In actuality, it is the diet of the damned in the 9th Circle of Hell!
How bad is it? Let me tell you…
Surströmming is now actually banned from all commercial air flights, when someone popped open a can on an SAS flight out of Stockholm with a smell so putrid, so foul, so miasmically toxic that the plane had to taxi back to let the uncontrollably vomiting passengers off. The plane was actually decommissioned as a biohazard when the smell proved impossible to remove.
During the production of surströmming, just enough salt is used to prevent (in theory) the raw herring from rotting. A fermentation process of at least six months gives the fish a characteristic strong smell and somewhat acidic taste. According to a Japanese study, a newly opened can of surströmming has one of the most putrid food smells in the world, stronger than similarly fermented fish dishes such as the Korean hongeohoe or Japanese kusaya.
At the end of the 1940s, producers lobbied for a royal ordinance (Swedish: förordning) that would prevent incompletely fermented fish from being sold. The decree forbade sales of the current year’s production in Sweden prior to the third Thursday in August. While the ordinance is no longer on the books, retailers still maintain the date for the “premiere”.
This video of 2 Finns trying to prove their manhood by eating this Swedish “delicacy” sums it all up…

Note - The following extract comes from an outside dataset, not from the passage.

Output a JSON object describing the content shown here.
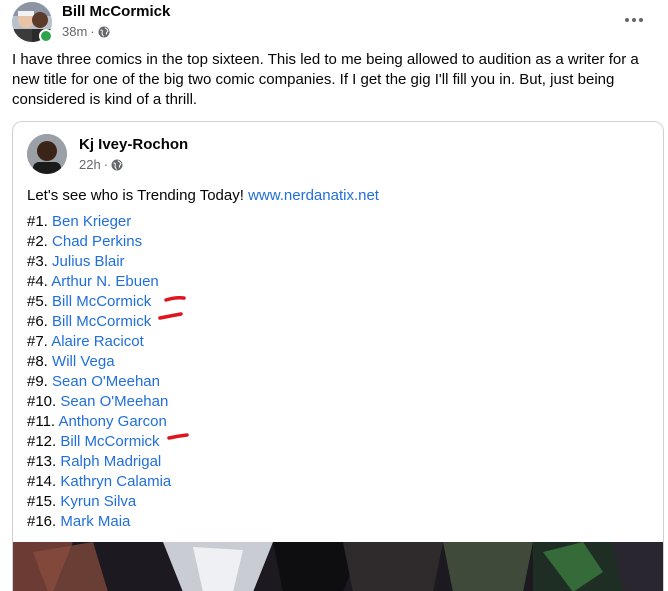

That’s it, Citizens – now you know, and knowing is half the battle! 😉
Battle on – The Generalissimo